Liza Klaussmann’s debut novel Tigers in Red Weather was published by Picador on 2nd August to great critical and commercial success, having already been very popular with book bloggers and literary critics. A carefully plotted family saga covering twenty years, with secrets and lies sizzling at their summer house. I reviewed the book in July and absolutely loved it. And now, just for my readers, here is my little interview with the author herself, Liza Klaussmann. Enjoy!
I’m so flattered by the Capote reference ( I adore him), but I would say that Fitzgerald’s Tender Is the Night, Margaret Atwood’s Blind Assassin and Patricia Highsmith’s Ripley Underground were three novels I thought about while writing Tigers.
The passage of the time adds amazing depth to the characters and shifts the focus between them. How much did the cultures of the different decades influence how you wrote each character?
It was definitely on my mind while I was doing it; I thought about what kind of reactions the character’s would be having to the events happening in world around them at each specific time. I made up playlists of songs from the specific time periods for each section and would listen to them while I was writing. That’s probably why there’s so much music referenced in the book. But their changes also have to do with ageing and how growing older and experience affects them.
The women in this novel are fascinating – they play such pivotal roles in the family and are so multi-faceted. Did you take inspiration from women you knew in real life? Or any others in particular?

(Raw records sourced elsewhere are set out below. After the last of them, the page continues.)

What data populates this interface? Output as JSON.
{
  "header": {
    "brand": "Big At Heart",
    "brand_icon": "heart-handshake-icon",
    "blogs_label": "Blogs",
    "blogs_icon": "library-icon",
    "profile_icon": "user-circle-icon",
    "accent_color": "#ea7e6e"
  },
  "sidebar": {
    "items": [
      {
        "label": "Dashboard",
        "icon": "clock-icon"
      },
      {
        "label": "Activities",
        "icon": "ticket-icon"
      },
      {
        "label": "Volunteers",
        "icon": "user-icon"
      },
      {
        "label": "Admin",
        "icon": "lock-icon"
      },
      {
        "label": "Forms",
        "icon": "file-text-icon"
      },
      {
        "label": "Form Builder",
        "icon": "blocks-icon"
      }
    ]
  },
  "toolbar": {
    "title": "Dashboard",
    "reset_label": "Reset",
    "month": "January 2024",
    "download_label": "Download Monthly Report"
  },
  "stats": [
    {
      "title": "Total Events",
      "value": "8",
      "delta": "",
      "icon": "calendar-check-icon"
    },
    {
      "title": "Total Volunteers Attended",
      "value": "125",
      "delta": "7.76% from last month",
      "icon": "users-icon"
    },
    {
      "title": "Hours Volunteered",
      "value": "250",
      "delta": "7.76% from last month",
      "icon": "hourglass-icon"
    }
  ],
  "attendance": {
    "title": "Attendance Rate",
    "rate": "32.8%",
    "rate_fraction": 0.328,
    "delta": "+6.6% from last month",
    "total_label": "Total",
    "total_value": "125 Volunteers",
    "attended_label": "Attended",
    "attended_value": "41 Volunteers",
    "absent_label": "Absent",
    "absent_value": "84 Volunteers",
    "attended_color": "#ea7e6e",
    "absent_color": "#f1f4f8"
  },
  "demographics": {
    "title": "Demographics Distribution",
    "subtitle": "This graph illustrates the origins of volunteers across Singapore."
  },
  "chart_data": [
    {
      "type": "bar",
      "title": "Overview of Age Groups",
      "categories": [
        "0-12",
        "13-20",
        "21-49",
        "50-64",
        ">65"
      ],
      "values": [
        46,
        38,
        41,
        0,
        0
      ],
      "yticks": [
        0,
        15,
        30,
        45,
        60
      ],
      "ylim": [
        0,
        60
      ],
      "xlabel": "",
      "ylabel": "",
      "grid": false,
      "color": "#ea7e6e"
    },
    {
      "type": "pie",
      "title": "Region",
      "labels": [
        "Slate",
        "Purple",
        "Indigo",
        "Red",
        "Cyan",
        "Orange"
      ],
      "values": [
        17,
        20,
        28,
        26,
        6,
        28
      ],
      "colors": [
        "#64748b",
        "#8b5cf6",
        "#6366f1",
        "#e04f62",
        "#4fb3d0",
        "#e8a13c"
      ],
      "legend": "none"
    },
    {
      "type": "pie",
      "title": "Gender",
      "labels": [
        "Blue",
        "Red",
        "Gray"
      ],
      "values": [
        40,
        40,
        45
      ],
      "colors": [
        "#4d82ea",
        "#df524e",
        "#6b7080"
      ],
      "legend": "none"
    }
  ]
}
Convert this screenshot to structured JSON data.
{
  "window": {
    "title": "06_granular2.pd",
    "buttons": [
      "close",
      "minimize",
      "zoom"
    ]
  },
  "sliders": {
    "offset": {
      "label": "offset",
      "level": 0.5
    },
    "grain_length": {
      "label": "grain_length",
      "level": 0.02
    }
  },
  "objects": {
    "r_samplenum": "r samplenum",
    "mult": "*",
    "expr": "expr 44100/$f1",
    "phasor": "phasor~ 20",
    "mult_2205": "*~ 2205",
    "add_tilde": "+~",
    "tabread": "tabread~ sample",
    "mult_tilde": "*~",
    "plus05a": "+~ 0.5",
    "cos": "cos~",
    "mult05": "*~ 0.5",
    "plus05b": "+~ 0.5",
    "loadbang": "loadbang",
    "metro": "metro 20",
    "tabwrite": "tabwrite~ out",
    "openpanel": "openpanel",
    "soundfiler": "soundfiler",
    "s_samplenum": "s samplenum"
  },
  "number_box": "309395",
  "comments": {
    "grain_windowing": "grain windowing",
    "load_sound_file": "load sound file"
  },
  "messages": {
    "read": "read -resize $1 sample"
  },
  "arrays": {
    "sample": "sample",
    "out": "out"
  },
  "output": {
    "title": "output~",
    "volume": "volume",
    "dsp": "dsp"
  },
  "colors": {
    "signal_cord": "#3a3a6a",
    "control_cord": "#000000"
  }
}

Well, my grandmother, who died just as I began writing this novel, was the inspiration for Nick — a strong, charismatic woman who could be cruel as well as fragile at times, but who looms large in the lives of the rest of the characters. Helena and Daisy are complete inventions. But Helena is character that I think many people may recognize — someone whose disappointments lead her to play the victim at every turn, and yet still she has some great qualities (at least in my mind), not least of which is a dry sense of humor.
Tiger House is where ‘it all happens’ and is where Nick and Helena spent a lot of their childhood. Is there something to be said for places that hold a lot of memories affecting families’ behaviour and relationships with each other?
I think they’re a perfect place for stories to unfold — that’s probably why there are so many books that use family homes as the scene for drama. I just saw the West End Adaptation of Eugene O’Neill’s Long Day’s Journey into Night and was struck again by how these sort of summer homes also carry with them all the memories of the past that can haunt and poison the present. From a writing standpoint, they are also heavy with sense memory which is a powerful well to draw from, creatively.
Tigers in Red Weather is your first novel and has already created a lot of ‘buzz’ and hype, and looks to do very well when published in August (congratulations!). What are you planning next?
I’m working on my second novel, which is a fictional retelling of the lives of Sara and Gerald Murphy. It is also a novel that concerns family, but the type of family that is created by a group of people, rather than the one we are born into. I am also fascinated by the societal view of the spectrum of sexuality in the 1920s, the period during which the book takes place.
Many, many thanks to Emma Bravo at Picador and of course Liza Klaussmann for providing this interview.
Tigers in Red Weather is available everywhere now – read it!